Is it based on the ranking of that legislator on some interest group legislative scorecard?  Unfortunately these rankings are often misleading and subjective.  A legislator may vote on a version of a bill multiple times through the course of its process – committee vote, full house vote, the amended bill vote once it comes back to the house of origin, the conference committee vote.  So which vote is most important and which vote is used in the scorecard?  Legislators may have multiple reasons for voting for or against a particular bill – particular sections of the bill, impacts on other issues, fiscal impact, belief that it may be unconstitutional.

My best advice to a voter is to determine the issues that are most important to him or her.  Then talk to the candidate, whether it is an incumbent legislator or a new candidate, and ask them their views on those topics.  Typically candidates are making their door-to-door visits now.  Legislators are generally very open to talking to their constituents.  If an incumbent voted against legislation in the past that you really supported, ask for their reasons for voting against the bill.  Their answer may surprise you and it may be that they actually mirror your views on the issue.  If their reasoning is not what you can support, then you have your answer.

Another suggestion is to visit with another legislator that you know and that you personally have supported their positions in the past.  Or ask others who are present during legislative sessions their opinions of candidates, such as lobbyists.  Ask them if they feel that this candidate/legislator has been or will be effective as a legislator.  There is a lot more to being an effective legislator than just voting.  An effective legislator knows how to work with other legislators in getting important amendments approved to properly shape a bill.  It is a known fact that when some legislators get up to talk on the floor, it automatically results in the other party voting against that particular legislator’s issue just because he/she is so polarizing.  This is true in both political parties.  A good legislator is an active participant in committees and is not just a “show boat” during floor debates trying to garner media attention.

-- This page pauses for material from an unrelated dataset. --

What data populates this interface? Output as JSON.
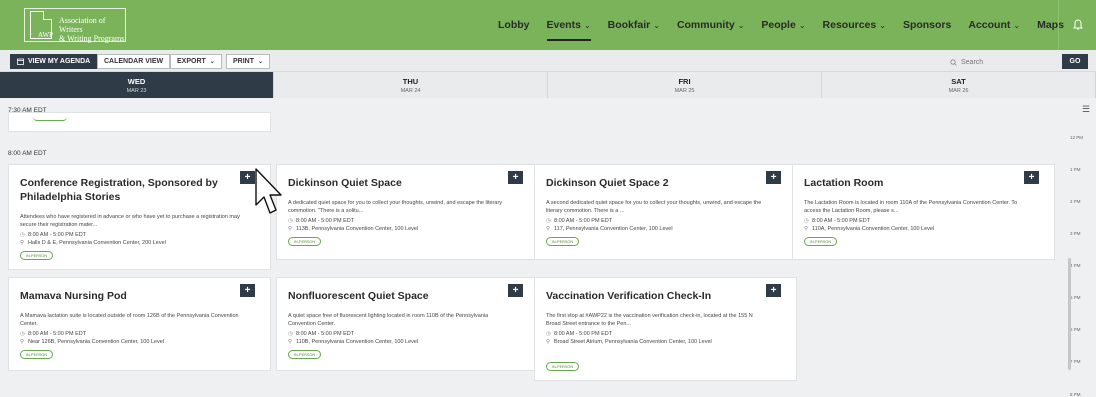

The important point that I want to make is to become an educated voter.  Do a little homework and feel good about making an educated choice.

Rob Port is the editor of SayAnythingBlog.com, a columnist for the Forum News Service, and host of the Plain Talk Podcast which you can subscribe to by clicking here.

Related posts

Top